Segment Start: LISTED RECORDS

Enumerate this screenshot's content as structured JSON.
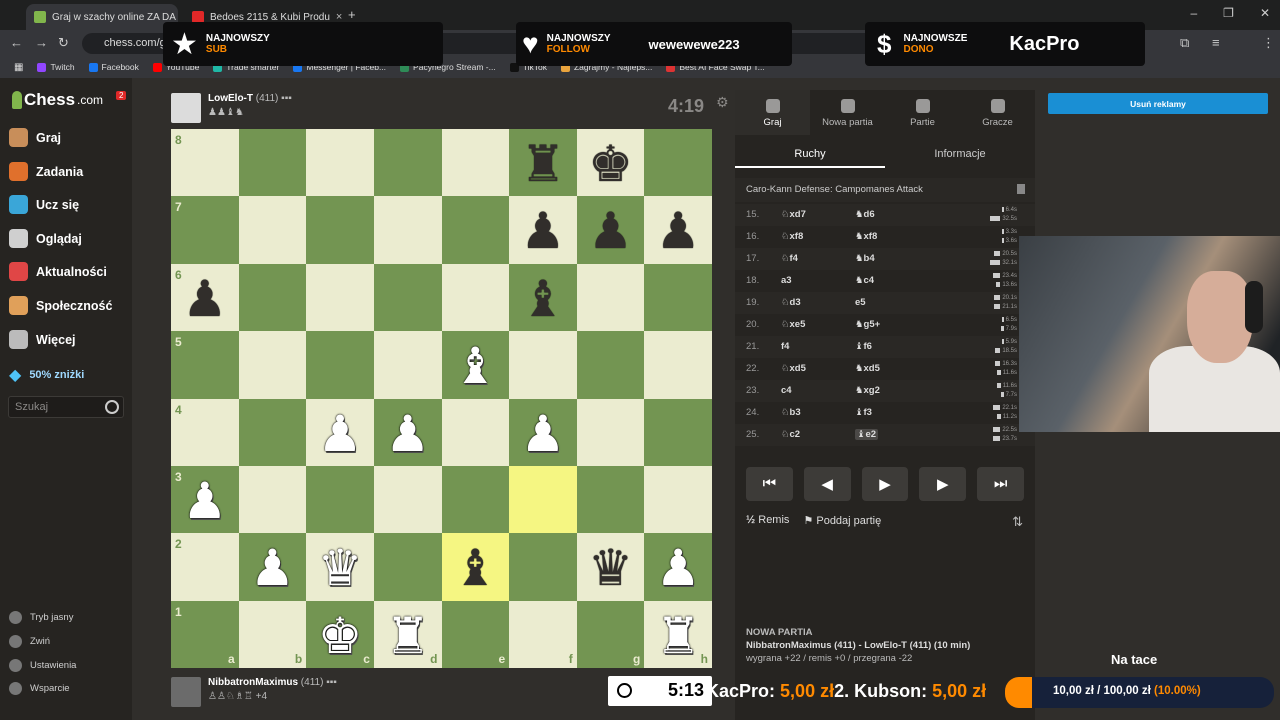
{
  "browser": {
    "tabs": [
      {
        "title": "Graj w szachy online ZA DA",
        "fav": "#81b64c",
        "active": true
      },
      {
        "title": "Bedoes 2115 & Kubi Produ",
        "fav": "#e02828",
        "active": false
      }
    ],
    "url": "chess.com/ga",
    "bookmarks": [
      {
        "label": "Twitch",
        "color": "#9146ff"
      },
      {
        "label": "Facebook",
        "color": "#1877f2"
      },
      {
        "label": "YouTube",
        "color": "#ff0000"
      },
      {
        "label": "Trade smarter",
        "color": "#1fb8a6"
      },
      {
        "label": "Messenger | Faceb...",
        "color": "#1877f2"
      },
      {
        "label": "Pacynegro Stream -...",
        "color": "#2e8b57"
      },
      {
        "label": "TikTok",
        "color": "#111111"
      },
      {
        "label": "Zagrajmy - Najleps...",
        "color": "#e8a33d"
      },
      {
        "label": "Best AI Face Swap T...",
        "color": "#d33"
      }
    ]
  },
  "alerts": {
    "sub": {
      "line1": "NAJNOWSZY",
      "line2": "SUB",
      "name": ""
    },
    "follow": {
      "line1": "NAJNOWSZY",
      "line2": "FOLLOW",
      "name": "wewewewe223"
    },
    "dono": {
      "line1": "NAJNOWSZE",
      "line2": "DONO",
      "name": "KacPro"
    }
  },
  "sidebar": {
    "logo": "Chess",
    "logo_suffix": ".com",
    "badge": "2",
    "items": [
      {
        "label": "Graj",
        "icon": "pawn-play-icon",
        "color": "#c88e5a"
      },
      {
        "label": "Zadania",
        "icon": "puzzle-icon",
        "color": "#e0702c"
      },
      {
        "label": "Ucz się",
        "icon": "graduation-cap-icon",
        "color": "#3aa6d8"
      },
      {
        "label": "Oglądaj",
        "icon": "binoculars-icon",
        "color": "#cfcfcf"
      },
      {
        "label": "Aktualności",
        "icon": "news-icon",
        "color": "#e04646"
      },
      {
        "label": "Społeczność",
        "icon": "community-icon",
        "color": "#e0a05a"
      },
      {
        "label": "Więcej",
        "icon": "more-icon",
        "color": "#bbbbbb"
      }
    ],
    "promo": "50% zniżki",
    "search_placeholder": "Szukaj",
    "bottom": [
      {
        "label": "Tryb jasny",
        "icon": "light-mode-icon"
      },
      {
        "label": "Zwiń",
        "icon": "collapse-icon"
      },
      {
        "label": "Ustawienia",
        "icon": "settings-icon"
      },
      {
        "label": "Wsparcie",
        "icon": "support-icon"
      }
    ]
  },
  "top_player": {
    "name": "LowElo-T",
    "rating": "(411)",
    "captured": "♟♟♝♞",
    "clock": "4:19"
  },
  "bottom_player": {
    "name": "NibbatronMaximus",
    "rating": "(411)",
    "captured": "♙♙♘♗♖ +4",
    "clock": "5:13"
  },
  "board": {
    "rows": [
      [
        "",
        "",
        "",
        "",
        "",
        "r",
        "k",
        ""
      ],
      [
        "",
        "",
        "",
        "",
        "",
        "p",
        "p",
        "p"
      ],
      [
        "p",
        "",
        "",
        "",
        "",
        "b",
        "",
        ""
      ],
      [
        "",
        "",
        "",
        "",
        "B",
        "",
        "",
        ""
      ],
      [
        "",
        "",
        "P",
        "P",
        "",
        "P",
        "",
        ""
      ],
      [
        "P",
        "",
        "",
        "",
        "",
        "",
        "",
        ""
      ],
      [
        "",
        "P",
        "Q",
        "",
        "b",
        "",
        "q",
        "P"
      ],
      [
        "",
        "",
        "K",
        "R",
        "",
        "",
        "",
        "R"
      ]
    ],
    "highlight": [
      [
        5,
        5
      ],
      [
        6,
        4
      ]
    ],
    "files": [
      "a",
      "b",
      "c",
      "d",
      "e",
      "f",
      "g",
      "h"
    ],
    "ranks": [
      "8",
      "7",
      "6",
      "5",
      "4",
      "3",
      "2",
      "1"
    ]
  },
  "panel": {
    "tabs": [
      {
        "label": "Graj",
        "icon": "stopwatch-icon"
      },
      {
        "label": "Nowa partia",
        "icon": "plus-icon"
      },
      {
        "label": "Partie",
        "icon": "board-icon"
      },
      {
        "label": "Gracze",
        "icon": "players-icon"
      }
    ],
    "subtabs": [
      "Ruchy",
      "Informacje"
    ],
    "opening": "Caro-Kann Defense: Campomanes Attack",
    "moves": [
      {
        "n": "15.",
        "w": "♘xd7",
        "b": "♞d6",
        "tw": "6.4s",
        "tb": "32.5s",
        "fw": 0.05,
        "fb": 0.4
      },
      {
        "n": "16.",
        "w": "♘xf8",
        "b": "♞xf8",
        "tw": "3.3s",
        "tb": "3.6s",
        "fw": 0.03,
        "fb": 0.04
      },
      {
        "n": "17.",
        "w": "♘f4",
        "b": "♞b4",
        "tw": "20.5s",
        "tb": "32.1s",
        "fw": 0.25,
        "fb": 0.4
      },
      {
        "n": "18.",
        "w": "a3",
        "b": "♞c4",
        "tw": "23.4s",
        "tb": "13.6s",
        "fw": 0.3,
        "fb": 0.17
      },
      {
        "n": "19.",
        "w": "♘d3",
        "b": "e5",
        "tw": "20.1s",
        "tb": "21.1s",
        "fw": 0.25,
        "fb": 0.26
      },
      {
        "n": "20.",
        "w": "♘xe5",
        "b": "♞g5+",
        "tw": "6.5s",
        "tb": "7.9s",
        "fw": 0.08,
        "fb": 0.1
      },
      {
        "n": "21.",
        "w": "f4",
        "b": "♝f6",
        "tw": "5.9s",
        "tb": "18.5s",
        "fw": 0.07,
        "fb": 0.23
      },
      {
        "n": "22.",
        "w": "♘xd5",
        "b": "♞xd5",
        "tw": "16.3s",
        "tb": "11.6s",
        "fw": 0.2,
        "fb": 0.14
      },
      {
        "n": "23.",
        "w": "c4",
        "b": "♞xg2",
        "tw": "11.6s",
        "tb": "7.7s",
        "fw": 0.14,
        "fb": 0.1
      },
      {
        "n": "24.",
        "w": "♘b3",
        "b": "♝f3",
        "tw": "22.1s",
        "tb": "11.2s",
        "fw": 0.28,
        "fb": 0.14
      },
      {
        "n": "25.",
        "w": "♘c2",
        "b": "♝e2",
        "tw": "22.5s",
        "tb": "23.7s",
        "fw": 0.28,
        "fb": 0.3
      }
    ],
    "controls": [
      "⏮",
      "◀",
      "▶",
      "▶",
      "⏭"
    ],
    "draw": "Remis",
    "draw_prefix": "½",
    "resign": "Poddaj partię",
    "new_game_heading": "NOWA PARTIA",
    "players_line": "NibbatronMaximus (411) - LowElo-T (411) (10 min)",
    "result_line": "wygrana +22 / remis +0 / przegrana -22"
  },
  "ad_button": "Usuń reklamy",
  "stream": {
    "natace": "Na tace",
    "ticker": {
      "name1": "KacPro:",
      "amt1": "5,00 zł",
      "name2": "2. Kubson:",
      "amt2": "5,00 zł"
    },
    "goal": {
      "text": "10,00 zł / 100,00 zł",
      "pct": "(10.00%)",
      "fraction": 0.1
    }
  },
  "colors": {
    "board_light": "#ebecd0",
    "board_dark": "#739552",
    "highlight": "#f5f682",
    "accent": "#ff8a00"
  }
}
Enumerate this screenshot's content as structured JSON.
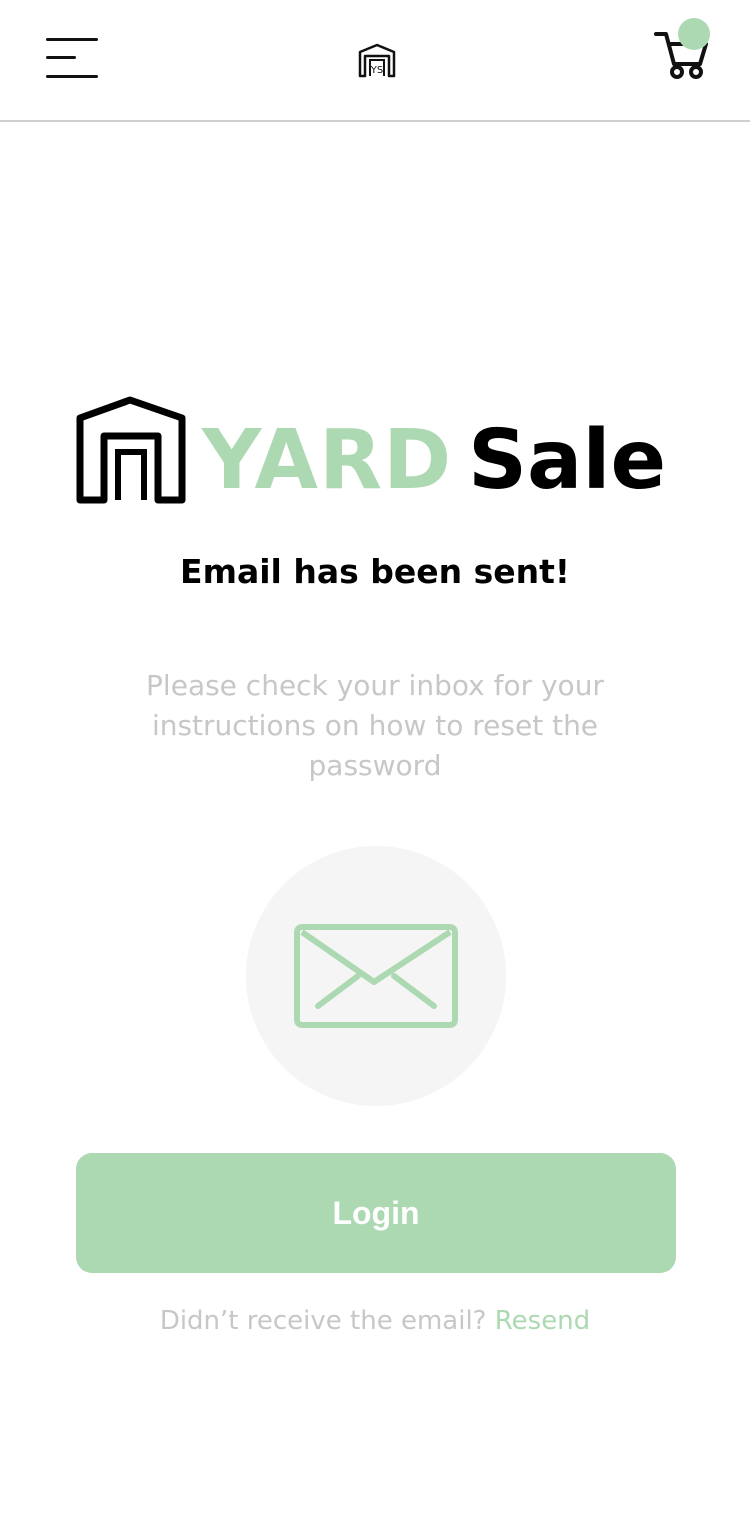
{
  "header": {
    "menu_icon": "hamburger-menu-icon",
    "logo_icon": "yard-sale-garage-logo",
    "cart_icon": "shopping-cart-icon",
    "cart_badge_color": "#acd9b2"
  },
  "brand": {
    "word1": "YARD",
    "word2": "Sale",
    "word1_color": "#acd9b2",
    "word2_color": "#000000"
  },
  "content": {
    "title": "Email has been sent!",
    "message": "Please check your inbox for your instructions on how to reset the password",
    "mail_icon": "envelope-icon",
    "login_label": "Login",
    "resend_prompt": "Didn’t receive the email?",
    "resend_link": "Resend"
  },
  "colors": {
    "accent": "#acd9b2",
    "muted_text": "#c7c7c7",
    "circle_bg": "#f5f5f5"
  }
}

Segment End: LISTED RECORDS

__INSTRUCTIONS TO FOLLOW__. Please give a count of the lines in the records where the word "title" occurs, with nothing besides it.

__ANSWER AREA__. 3